First, Do No Harm: A New Model for Treating Trans-Identified Children

We are two psychotherapists, husband and wife, with professional involvement in the therapeutic treatment of trans-identified individuals in the UK. The material that follows is connected to a paper we presented at a multi-disciplinary conference on January 23rd, Do Not Adjust Your Set: Sex, Gender And Public Policy, and reflects our serious concern about the transition of children before maturity—though, as we would like to emphasize, we are not taking a position in regard to an adult’s right to transition. Indeed, we understand that transition is, for some adults, the optimum way to lead their lives and present to the world. In all cases, we encourage a psychotherapeutic model that provides a process of psychological exploration, in which an individual’s personality structure, beliefs, defence mechanisms, and motivations are assessed and examined in a supportive environment. All of these elements, we believe, are helpful for anyone planning this kind of life-altering decision. Between 2003 and 2007, I, Susan Evans, worked for the Gender Identity Development Service (GIDS) at the Tavistock Clinic in London, a specialised facility …

BirthStrike: The Movement to End All Movements

“I love my nine-year-old son very much but knowing what I know about the future of this planet and the environment he is going to inherit… I have to be honest… if I was making that decision again I’m not sure I would make the same one. I fear for my son’s future.” These were the words spoken during a debate about the BirthStrike movement at the Battle of Ideas Festival in October 2019. Alistair Currie, Head of Campaigns and Communications for Population Matters and seemingly an otherwise kind and caring father, effectively informed a packed lecture theatre that he wished his son had never been born, and did so while never questioning his role as a virtuous protagonist in this fatalistic narrative. Disturbingly, this kind of sentiment has now filtered out into a wider cultural malaise of anti-natalism that is increasingly seen as progressive and in humanity’s best interest. Such anti-humanist ideas have become prevalent in modern environmentalism, seized by radical movements such as BirthStrike. The BirthStrike movement “We feel too afraid to have …

A Student Mob Took Over Bryn Mawr. The College Said Thank You

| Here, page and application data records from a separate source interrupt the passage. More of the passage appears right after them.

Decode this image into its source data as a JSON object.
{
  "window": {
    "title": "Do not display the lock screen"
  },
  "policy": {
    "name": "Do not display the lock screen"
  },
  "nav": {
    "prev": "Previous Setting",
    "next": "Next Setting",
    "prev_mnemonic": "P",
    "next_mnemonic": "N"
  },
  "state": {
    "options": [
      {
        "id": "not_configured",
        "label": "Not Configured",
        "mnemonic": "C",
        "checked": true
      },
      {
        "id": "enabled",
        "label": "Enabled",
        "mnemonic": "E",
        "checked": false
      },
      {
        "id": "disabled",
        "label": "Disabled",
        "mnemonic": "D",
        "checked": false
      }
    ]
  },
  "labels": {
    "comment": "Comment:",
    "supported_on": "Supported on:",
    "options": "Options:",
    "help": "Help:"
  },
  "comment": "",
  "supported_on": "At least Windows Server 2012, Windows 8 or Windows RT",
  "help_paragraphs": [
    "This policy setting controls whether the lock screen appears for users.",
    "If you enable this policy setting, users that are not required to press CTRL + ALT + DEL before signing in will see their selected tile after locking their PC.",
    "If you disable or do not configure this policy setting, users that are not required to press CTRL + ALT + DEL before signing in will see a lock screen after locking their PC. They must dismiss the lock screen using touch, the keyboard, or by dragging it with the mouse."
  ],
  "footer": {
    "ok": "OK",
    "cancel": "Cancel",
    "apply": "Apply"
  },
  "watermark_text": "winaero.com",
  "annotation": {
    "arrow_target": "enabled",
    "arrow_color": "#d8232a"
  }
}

Ideology is a specious way of relating to the world. It offers human beings the illusion of an identity, of dignity, and of morality, while making it easier for them to part with them.      ~Vaclav Havel Last week marked the end of a chaotic semester at Bryn Mawr College, a small women’s liberal arts college located outside Philadelphia. During the final weeks, Bryn Mawr students, including my own child, scrambled to pick up the pieces following a student “strike” that exacerbated the serious preexisting disruptions associated with the COVID-19 pandemic. For a period of three weeks, few regular classes were held, activities were suspended, and student life (such as it was) became marked by the same toxic spirit of racism that the strikers claimed to oppose. Bryn Mawr is affiliated with nearby Haverford College, whose parallel meltdown in November was documented recently by Quillette. These two selective and well-funded schools are part of a so-called Bi-Co arrangement, which allows students to participate in joint classes and activities. Both share a similarly progressive commitment to …